It is not permissible to imitate the kuffaar in any of their acts of worship, rituals or symbols, because the Prophet (blessings and peace of Allah be upon him) said: “Whoever imitates a people is one of them.” Narrated by Abu Dawood, 4031; classed as saheeh by al-Albaani in Irwa’ al-Ghaleel, 5/109
So it is not permissible to put up this tree in a Muslim house even if you do not celebrate Christmas, because putting up this tree comes under the heading of imitating others that is haraam, or venerating and showing respect to a religious symbol of the kuffaar. What the parents must do is protect their children and keep them away from what is haraam, and protect them from the Fire as Allah, may He be exalted, says (interpretation of the meaning)”
“O you who believe! Ward off yourselves and your families against a Fire (Hell) whose fuel is men and stones, over which are (appointed) angels stern (and) severe, who disobey not, (from executing) the Commands they receive from Allaah, but do that which they are commanded”
It was narrated from Ibn ‘Umar (may Allah be pleased with him) that the Prophet (blessings and peace of Allah be upon him) said: “Each of you is a shepherd and each of you is responsible for his flock. The ruler of the people is a shepherd and is responsible for his flock. A man is the shepherd of his household and is responsible for his flock. A woman is the shepherd of her husband’s house and children and is responsible for her flock. The slave is the shepherd of his master’s wealth and is responsible for it. Each of you is a shepherd and each of you is responsible for his flock.”
Al-Bukhaari, 7138; Muslim, 1829.
Al-Bukhaari (7151) and Muslim (142) also narrated that Ma ‘qil ibn Yasaar al-Muzani (may Allah be pleased with him) said: I heard the Messenger of Allah (blessings and peace of Allah be upon him) say: “There is no person whom Allaah puts in charge of others, and when he dies he is insincere to his subjects, but Allaah will forbid Paradise to him.”
You should explain to your daughter that it is haraam to imitate the disbelievers and that it is obligatory to differ from those who are doomed to Hell and to dislike what they venerate of clothing, symbols or rituals, so as to develop respect for her own religion and adhere to it, practising the principle of loyalty and friendship as opposed to disavowal and enmity (al-wala’ wa’l-bara’) which is one of the cornerstones of Tawheed and one of the basic principles of faith.And Allah knows best.

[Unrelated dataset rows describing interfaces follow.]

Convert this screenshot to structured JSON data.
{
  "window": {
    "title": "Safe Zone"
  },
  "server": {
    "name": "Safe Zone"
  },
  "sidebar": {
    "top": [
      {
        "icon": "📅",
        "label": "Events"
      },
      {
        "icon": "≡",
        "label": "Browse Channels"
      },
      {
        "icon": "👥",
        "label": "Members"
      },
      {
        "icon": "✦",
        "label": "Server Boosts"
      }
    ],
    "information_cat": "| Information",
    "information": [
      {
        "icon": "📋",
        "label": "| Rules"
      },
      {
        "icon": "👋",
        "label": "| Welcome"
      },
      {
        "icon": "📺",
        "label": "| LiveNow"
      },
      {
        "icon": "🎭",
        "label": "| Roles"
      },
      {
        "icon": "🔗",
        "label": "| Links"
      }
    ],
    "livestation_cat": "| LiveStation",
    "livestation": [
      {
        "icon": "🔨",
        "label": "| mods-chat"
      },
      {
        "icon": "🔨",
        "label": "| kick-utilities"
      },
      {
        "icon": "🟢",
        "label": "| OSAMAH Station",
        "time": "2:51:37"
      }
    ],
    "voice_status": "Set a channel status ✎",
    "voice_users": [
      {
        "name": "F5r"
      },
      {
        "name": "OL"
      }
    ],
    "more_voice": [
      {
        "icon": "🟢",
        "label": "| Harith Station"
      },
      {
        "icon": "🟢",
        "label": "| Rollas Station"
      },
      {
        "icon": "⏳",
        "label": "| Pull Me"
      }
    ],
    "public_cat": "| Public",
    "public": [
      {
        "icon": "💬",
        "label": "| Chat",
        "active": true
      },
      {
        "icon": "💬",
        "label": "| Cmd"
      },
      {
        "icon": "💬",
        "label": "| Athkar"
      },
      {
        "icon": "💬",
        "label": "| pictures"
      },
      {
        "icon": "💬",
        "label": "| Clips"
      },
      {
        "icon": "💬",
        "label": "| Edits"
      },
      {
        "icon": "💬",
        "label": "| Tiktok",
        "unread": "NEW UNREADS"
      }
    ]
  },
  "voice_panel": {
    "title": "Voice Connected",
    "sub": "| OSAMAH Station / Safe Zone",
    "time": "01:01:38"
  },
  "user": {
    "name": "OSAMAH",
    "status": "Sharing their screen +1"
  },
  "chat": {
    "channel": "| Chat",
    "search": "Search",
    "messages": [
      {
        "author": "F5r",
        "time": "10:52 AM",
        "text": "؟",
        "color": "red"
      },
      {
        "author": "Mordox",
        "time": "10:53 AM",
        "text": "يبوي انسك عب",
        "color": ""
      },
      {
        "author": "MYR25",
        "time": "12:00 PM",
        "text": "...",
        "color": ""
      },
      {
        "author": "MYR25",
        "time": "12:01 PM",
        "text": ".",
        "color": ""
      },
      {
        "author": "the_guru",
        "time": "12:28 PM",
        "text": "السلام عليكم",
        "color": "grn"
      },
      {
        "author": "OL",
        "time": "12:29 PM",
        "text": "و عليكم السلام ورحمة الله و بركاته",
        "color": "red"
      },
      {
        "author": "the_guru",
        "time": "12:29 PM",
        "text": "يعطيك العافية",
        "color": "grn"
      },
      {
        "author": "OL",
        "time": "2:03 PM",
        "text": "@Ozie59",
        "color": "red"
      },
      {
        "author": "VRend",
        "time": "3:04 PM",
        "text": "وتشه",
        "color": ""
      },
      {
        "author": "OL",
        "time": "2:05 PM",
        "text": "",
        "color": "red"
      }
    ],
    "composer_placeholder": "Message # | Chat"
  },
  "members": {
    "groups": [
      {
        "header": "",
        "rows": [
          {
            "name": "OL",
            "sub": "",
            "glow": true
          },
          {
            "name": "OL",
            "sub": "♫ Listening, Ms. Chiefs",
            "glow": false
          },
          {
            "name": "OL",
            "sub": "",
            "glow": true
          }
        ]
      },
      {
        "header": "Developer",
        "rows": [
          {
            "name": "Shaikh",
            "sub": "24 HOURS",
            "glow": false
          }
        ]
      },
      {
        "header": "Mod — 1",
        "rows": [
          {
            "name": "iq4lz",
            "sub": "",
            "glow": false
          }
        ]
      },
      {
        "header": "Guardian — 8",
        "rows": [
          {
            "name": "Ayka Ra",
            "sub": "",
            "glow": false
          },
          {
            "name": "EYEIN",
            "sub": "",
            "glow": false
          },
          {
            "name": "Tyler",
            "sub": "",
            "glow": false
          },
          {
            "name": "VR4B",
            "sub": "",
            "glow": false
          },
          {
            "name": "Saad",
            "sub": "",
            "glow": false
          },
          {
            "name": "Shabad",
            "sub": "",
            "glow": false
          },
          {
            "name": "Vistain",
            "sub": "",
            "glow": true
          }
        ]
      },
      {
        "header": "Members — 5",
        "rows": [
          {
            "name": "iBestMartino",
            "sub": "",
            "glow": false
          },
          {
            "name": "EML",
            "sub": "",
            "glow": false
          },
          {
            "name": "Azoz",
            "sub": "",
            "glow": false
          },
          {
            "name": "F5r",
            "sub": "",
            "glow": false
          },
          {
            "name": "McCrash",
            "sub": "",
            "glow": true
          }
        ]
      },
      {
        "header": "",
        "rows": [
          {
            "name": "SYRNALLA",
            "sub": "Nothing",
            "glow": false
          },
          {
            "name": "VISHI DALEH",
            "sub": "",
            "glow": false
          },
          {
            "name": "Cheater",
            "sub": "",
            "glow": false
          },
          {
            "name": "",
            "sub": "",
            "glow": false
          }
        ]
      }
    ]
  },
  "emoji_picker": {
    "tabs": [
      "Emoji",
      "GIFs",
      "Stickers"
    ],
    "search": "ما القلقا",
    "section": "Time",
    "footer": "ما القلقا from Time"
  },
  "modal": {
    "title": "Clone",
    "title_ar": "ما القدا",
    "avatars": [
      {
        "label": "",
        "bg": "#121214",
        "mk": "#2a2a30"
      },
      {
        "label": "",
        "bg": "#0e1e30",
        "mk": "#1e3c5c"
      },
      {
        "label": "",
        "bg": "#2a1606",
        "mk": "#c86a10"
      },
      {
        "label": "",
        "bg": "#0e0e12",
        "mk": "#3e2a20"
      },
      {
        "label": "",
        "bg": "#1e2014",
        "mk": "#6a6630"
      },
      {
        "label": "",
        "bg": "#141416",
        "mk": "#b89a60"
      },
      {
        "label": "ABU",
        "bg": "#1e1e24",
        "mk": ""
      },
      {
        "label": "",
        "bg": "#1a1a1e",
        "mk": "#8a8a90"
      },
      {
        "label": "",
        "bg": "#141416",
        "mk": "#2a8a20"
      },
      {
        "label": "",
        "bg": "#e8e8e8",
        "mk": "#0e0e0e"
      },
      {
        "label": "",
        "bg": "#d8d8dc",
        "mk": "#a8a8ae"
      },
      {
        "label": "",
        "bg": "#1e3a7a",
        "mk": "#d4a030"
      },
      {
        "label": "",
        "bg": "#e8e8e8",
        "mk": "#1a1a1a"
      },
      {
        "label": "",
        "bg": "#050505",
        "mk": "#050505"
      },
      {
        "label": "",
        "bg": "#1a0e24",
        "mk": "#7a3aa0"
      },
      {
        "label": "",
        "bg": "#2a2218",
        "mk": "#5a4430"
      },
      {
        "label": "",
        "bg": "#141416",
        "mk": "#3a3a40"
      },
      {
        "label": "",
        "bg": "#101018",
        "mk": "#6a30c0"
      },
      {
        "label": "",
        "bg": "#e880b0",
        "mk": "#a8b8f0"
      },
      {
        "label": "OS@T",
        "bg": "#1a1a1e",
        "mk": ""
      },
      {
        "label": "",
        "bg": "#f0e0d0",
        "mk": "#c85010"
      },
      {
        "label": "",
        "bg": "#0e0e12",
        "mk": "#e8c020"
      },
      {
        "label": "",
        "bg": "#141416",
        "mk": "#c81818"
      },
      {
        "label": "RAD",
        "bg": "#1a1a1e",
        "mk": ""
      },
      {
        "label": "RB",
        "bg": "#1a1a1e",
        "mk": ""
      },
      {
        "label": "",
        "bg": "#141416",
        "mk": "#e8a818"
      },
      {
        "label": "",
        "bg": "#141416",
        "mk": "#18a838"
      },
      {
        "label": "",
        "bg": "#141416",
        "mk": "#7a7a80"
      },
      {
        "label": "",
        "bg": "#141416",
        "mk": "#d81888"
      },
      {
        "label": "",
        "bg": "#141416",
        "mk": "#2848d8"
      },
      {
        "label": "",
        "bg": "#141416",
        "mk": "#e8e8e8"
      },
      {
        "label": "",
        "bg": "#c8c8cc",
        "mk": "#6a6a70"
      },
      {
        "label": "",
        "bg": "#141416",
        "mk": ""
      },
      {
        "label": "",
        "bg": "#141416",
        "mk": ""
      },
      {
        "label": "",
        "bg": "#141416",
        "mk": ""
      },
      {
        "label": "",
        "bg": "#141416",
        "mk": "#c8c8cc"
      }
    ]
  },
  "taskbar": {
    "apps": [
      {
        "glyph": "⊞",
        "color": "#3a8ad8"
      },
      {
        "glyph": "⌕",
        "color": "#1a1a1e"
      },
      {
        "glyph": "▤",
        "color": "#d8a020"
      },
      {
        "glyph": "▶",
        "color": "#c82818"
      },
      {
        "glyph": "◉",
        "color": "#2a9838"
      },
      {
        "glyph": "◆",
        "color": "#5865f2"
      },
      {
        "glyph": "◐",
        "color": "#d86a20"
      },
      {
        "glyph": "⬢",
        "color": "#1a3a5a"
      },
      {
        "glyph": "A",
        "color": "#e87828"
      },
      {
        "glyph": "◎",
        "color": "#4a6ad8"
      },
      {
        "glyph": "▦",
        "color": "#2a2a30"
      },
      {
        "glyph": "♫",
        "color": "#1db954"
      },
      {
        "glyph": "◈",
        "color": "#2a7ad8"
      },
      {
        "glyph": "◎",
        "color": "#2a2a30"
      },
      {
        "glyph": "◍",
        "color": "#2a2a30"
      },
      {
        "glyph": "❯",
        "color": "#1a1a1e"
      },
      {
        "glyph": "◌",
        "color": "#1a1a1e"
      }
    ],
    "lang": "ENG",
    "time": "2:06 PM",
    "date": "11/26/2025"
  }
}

Answer: According to the Fatwa of Ayatollah al-Udhma Imam Muhammad Shirazi, the gelatine is Haraam if it is made from Haraam animal by-products. Therefore the gelatine that is made from pork, or from animals that have not been slaughtered according to Islamic Shari'ah, is Haraam and therefore not allowed. [Needless to say, the gelatine that is made in Islamic countries, or if it has been made from animal by-products that have been slaughtered according to Islamic Shari'ah is Halaal and therefore allowed to be consumed by Muslims.]